The Black Diamond Storm headlamp is an excellent addition to my hiking gear. I’ve been very pleased with it and it has performed well for me for going on 5 months.
I am very happy with more or less every part of the Storm although I think the tapping function could be improved on. The price is good for the quality you get.
In terms of usability, it’s easy to get the hang of it and use it on the trail, I love how you can operate every function via the main power button. It’s functional capabilities are what I need and it’s performance is what I would expect.
Overall, I highly recommend the Black Diamond Storm Headlamp. If you’re in the market for a headlamp for the trail, you could do a lot worse.

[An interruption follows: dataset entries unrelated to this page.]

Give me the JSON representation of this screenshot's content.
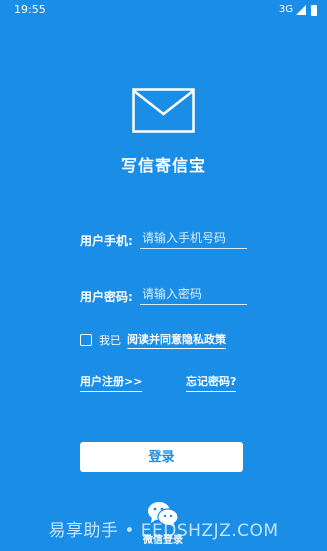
{
  "status": {
    "time": "19:55",
    "network": "3G"
  },
  "app": {
    "title": "写信寄信宝"
  },
  "form": {
    "phone_label": "用户手机:",
    "phone_placeholder": "请输入手机号码",
    "password_label": "用户密码:",
    "password_placeholder": "请输入密码"
  },
  "agreement": {
    "prefix": "我已",
    "link": "阅读并同意隐私政策",
    "checked": false
  },
  "links": {
    "register": "用户注册>>",
    "forgot": "忘记密码?"
  },
  "login_button": "登录",
  "wechat": {
    "label": "微信登录"
  },
  "watermark": "易享助手 • EEDSHZJZ.COM",
  "colors": {
    "background": "#1a8ee6",
    "button_text": "#1a8ee6"
  },
  "icons": [
    "envelope-icon",
    "signal-icon",
    "battery-icon",
    "wechat-icon"
  ]
}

If you’re new to buying a headlamp, check out the head lamp buying guide which runs through everything you need to think about before buying one. I hope you found this review useful. Please comment and / or share it around your networks if you did.
Do you use the Black Diamond Storm Headlamp? What is your experience with it?
Hey Dom, great looking headlight. I do quite a bit of fly fishing and sometimes go out looking for sea trout at night. I have a headlamp as you need it to tie on new flies or work at tangles and such but it only has the red night vision option. I’m looking for a new lamp and am wondering are there any benefits to using the green night vision light as apposed to the red? Also do you know will it spook the fish any less? Any help in improving my catch rate appreciated.
Hey Mark, glad you found it useful. It is a great headlamp, I’ve been very happy with it. As far as I understand it, there is no specific and direct difference between the red and green, except that I think the light wavelength of red is shorter than the green (don’t quote me on that though :-), so arguably you should get a bit better distance and detail with the green light. Green has the same effects as red in that it doesn’t trouble the eyes as much, and you can adjust back to night vision much quicker with it, just like with the red light, than with the normal white light. In my experience, if I had to choose, I’d put the green light ahead of the red, it just seems to be a bit easier to to work with for me. Both red and green shouldn’t spook the fish, but again, I think the green light would be better for fishing. I hope that helps 🙂
Thanks Colm for sharing this information. I found it really interesting.
Until now, I have never considered a headlamp. I live on a farm and almost everyday I’m still busy on the farm with work to do when the sun goes down.
I believe I just found my solution. While working, I need both of my hands to get the job done and I would find a flashlight useless because it involves me carrying it. With the headlamp its an hand-free device. I also like the fact that it is activated by touch. Once again, thanks for this valuable information and I will definitely refer to your website in the near future!
Thanks Jorda. Wow, I would never have thought about using it in the context of farming 🙂 that’s cool. I can see how it would be useful for sure though.
That is one of the main advantages of any headlamp, you have your hands free which enables you to focus on stuff as you need to. For example, in hiking terms your hands are free so you can work with your map and compass, or do what you need to as you would, more or less, in daylight. Also, wherever you look, the light naturally shines on the trail ahead as the lamp is fixed on your head.
Same with any outdoor activity at night like camping, etc. and as you say, it would be a very useful aid while working in the dark too. Thanks for adding that in.
Wow, what a great review, thank you so much for it, it was very detailed and you made it relatable so people can understand.
I love hiking and camping, but the night time is always an issue, I think this product or a similar one can help me solve that problem
Thank you again and I wish you the best!
Thanks for stopping by Santiago and I’m glad you found the review useful. If you are planning to go camping, at the very least you should have a handheld torch. I recommend investing in a headlamp like the Storm though as it will make your night time experience that bit easier e.g. having to head out in the dark to the bathroom gets a whole lot simpler if you don’t have to negotiate holding a torch in your hand 🙂